We’ve previously covered several products from RakWireless, with a Realtek WiFi IoT board, a WiFi camera board, and a Amazon Alexa compatible audio board. The company has now launched RAK831, a LoRaWAN gateway board powered by Semtech SX1301 base band processor, and working with their RAK811 LoRa node or other compatible nodes.
RAK831 LoRA gateway board specifications:
- Semtech SX1301 base band processor with LoRa concentrator IP
- Frequency bands – 433, 470, 868, or 915 MHz
- Sensitivity – Down to -142.5 dBm
- Maximum link budget – 162 dB
- Output power level – up to 23 dBm
- Emulates 49 x LoRa demodulators
- 12x parallel demodulation paths
- 1x (G)FSK demodulator
- 2x SX1257 Tx/Rx front-ends high frequencies
- 2x SX1255 Tx/Rx front-ends low frequencies
- Range – Up to 15 km (Line of Sight); several kilometers in urban environment
- GNSS – Optional GPS support
- Host Interface – SPI
- Expansion – 24-pin 2.54mm pitch “DB24” header with access to SPI, 5x GPIOs, radio related signals, and +5V / GND
- Misc – Status LEDs
- Power Supply – 5V
- Dimensions – size 80.0 x 50.0 x 5.0mm
The board can be used for various applications such smart metering, wireless star networks, home/building/factory automation, wireless sensors, wireless alarm & security systems, and so on. The guide start guide found in the documentation page, explains you’ll need a USB to SPI adapter board, for example based on FT2232HL chip,connected to an Ubuntu computer, or instead a board with an SPI interface running Ubuntu, or other Linux distribution. Finally, you’ll need to install the software found in RAK831_LoRaGateway Github repository.
The company has also sent beta samples to several testers, and one of them – Naresh Krish – wrote a guide to use RAK831 with Raspberry Pi 3 board, registering the WiFi <-> LoRa gateway with TheThingsNetwork, and connecting to a RAK811 node.
RAK831 gateway is for $120 and up on Aliexpress for 433 MHz, 868 MHz or 915 MHz frequencies, or $125 if you want to add the acrylic case shown above. You may find additional details on the product page.
Jean-Luc started CNX Software in 2010 as a part-time endeavor, before quitting his job as a software engineering manager, and starting to write daily news, and reviews full time later in 2011.
7 Replies to “RakWireless RAK831 LoRa Gateway Module is Based on Semtech SX1301 Base Band Processor”
feels great to be mentioned in cnx software blogpost. I am also currently working on getting the rak831 working with other mediatek chipsets like 7628 and 7688. Rak wireless has also released some companion lora node chipset based on sx1276 that work had in hand with Rak831.

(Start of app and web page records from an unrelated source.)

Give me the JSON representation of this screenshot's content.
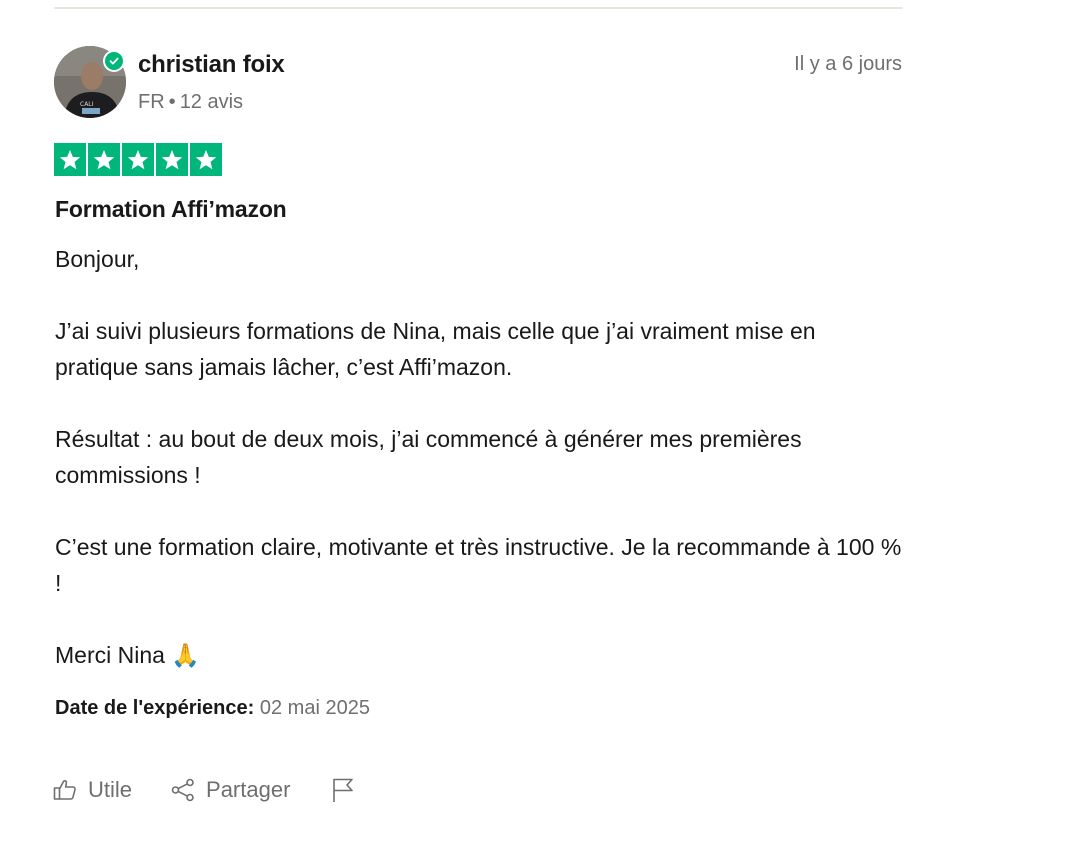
{
  "review": {
    "author_name": "christian foix",
    "country": "FR",
    "separator": "•",
    "review_count": "12 avis",
    "age": "Il y a 6 jours",
    "rating": 5,
    "title": "Formation Affi’mazon",
    "body": [
      "Bonjour,",
      "",
      "J’ai suivi plusieurs formations de Nina, mais celle que j’ai vraiment mise en pratique sans jamais lâcher, c’est Affi’mazon.",
      "",
      "Résultat : au bout de deux mois, j’ai commencé à générer mes premières commissions !",
      "",
      "C’est une formation claire, motivante et très instructive. Je la recommande à 100 % !",
      "",
      "Merci Nina 🙏"
    ],
    "experience_label": "Date de l'expérience:",
    "experience_date": "02 mai 2025"
  },
  "actions": {
    "useful_label": "Utile",
    "share_label": "Partager"
  },
  "icons": {
    "verified": "verified-check-icon",
    "star": "star-icon",
    "useful": "thumbs-up-icon",
    "share": "share-icon",
    "report": "flag-icon"
  },
  "colors": {
    "star_green": "#00b67a",
    "text_primary": "#191919",
    "text_secondary": "#6f6f6f"
  }
}
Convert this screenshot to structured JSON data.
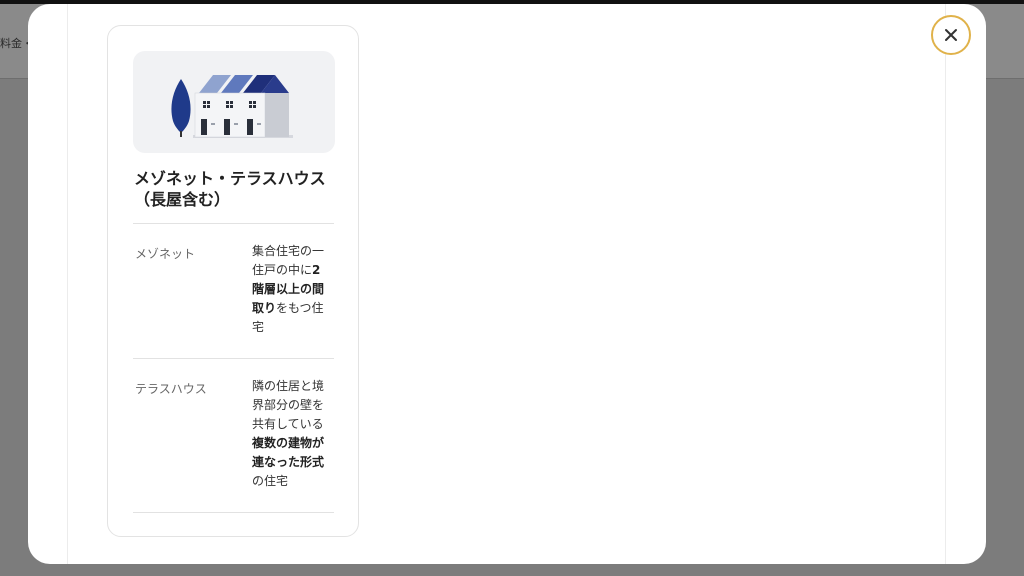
{
  "background": {
    "snippet": "料金・"
  },
  "modal": {
    "close_icon": "close-icon",
    "card": {
      "illustration": "terrace-house-illustration",
      "title_line1": "メゾネット・テラスハウス",
      "title_line2": "（長屋含む）",
      "rows": [
        {
          "term": "メゾネット",
          "desc_parts": [
            {
              "text": "集合住宅の一住戸の中に",
              "bold": false
            },
            {
              "text": "2階層以上の間取り",
              "bold": true
            },
            {
              "text": "をもつ住宅",
              "bold": false
            }
          ],
          "desc_lines": [
            [
              {
                "t": "集合住宅の一",
                "b": false
              }
            ],
            [
              {
                "t": "住戸の中に",
                "b": false
              },
              {
                "t": "2",
                "b": true
              }
            ],
            [
              {
                "t": "階層以上の間",
                "b": true
              }
            ],
            [
              {
                "t": "取り",
                "b": true
              },
              {
                "t": "をもつ住",
                "b": false
              }
            ],
            [
              {
                "t": "宅",
                "b": false
              }
            ]
          ]
        },
        {
          "term": "テラスハウス",
          "desc_parts": [
            {
              "text": "隣の住居と境界部分の壁を共有している",
              "bold": false
            },
            {
              "text": "複数の建物が連なった形式",
              "bold": true
            },
            {
              "text": "の住宅",
              "bold": false
            }
          ],
          "desc_lines": [
            [
              {
                "t": "隣の住居と境",
                "b": false
              }
            ],
            [
              {
                "t": "界部分の壁を",
                "b": false
              }
            ],
            [
              {
                "t": "共有している",
                "b": false
              }
            ],
            [
              {
                "t": "複数の建物が",
                "b": true
              }
            ],
            [
              {
                "t": "連なった形式",
                "b": true
              }
            ],
            [
              {
                "t": "の住宅",
                "b": false
              }
            ]
          ]
        }
      ]
    }
  },
  "colors": {
    "overlay": "#7c7c7c",
    "close_ring": "#e0b24a",
    "house_roof": "#1f2f7a",
    "tree": "#1f3a8a"
  }
}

I’m still not getting the problem with LoRa gateways. Why are all the LoRa gateways expensive pieces of hardware with proprietary software? Why isn’t there easy to install and use software for a Raspberry Pi attached to one or more inexpensive LoRa radio modules? I did see a couple of attempts at Raspberry Pi based solutions, but at first glance they looked like very complex nightmares with poor documentation.
So what is it? Are LoRa gateways just that hard to do? Or is there some sort of proprietary blob that is the obstacle?
Do these help?
Both based on RPI
All LoRa chips are proprietary and either made or licensed by Semtech. LoRaWAN gateways in particular need a more complex chip to that essentially emulates a 49 channel radio, this Semtech chip is expensive – around $50 in 1k units – and the information you need to use it is proprietary, you need to enter into an agreement with Semtech to use it.
Those are not real LoRaWAN gateways, they only work for one channel. OK for testing out but not much else.
However, when we see the price of theses modules, and the price of limesdr , I don’t understand why the limesdr isn’t use in at least one design of a lora gateway.
LimeSDK still costs close to $300.
LoRA PHY has been reverse engineered, but I don’t think it’s possible to *legally* make and sell a LoRa gateway with that work.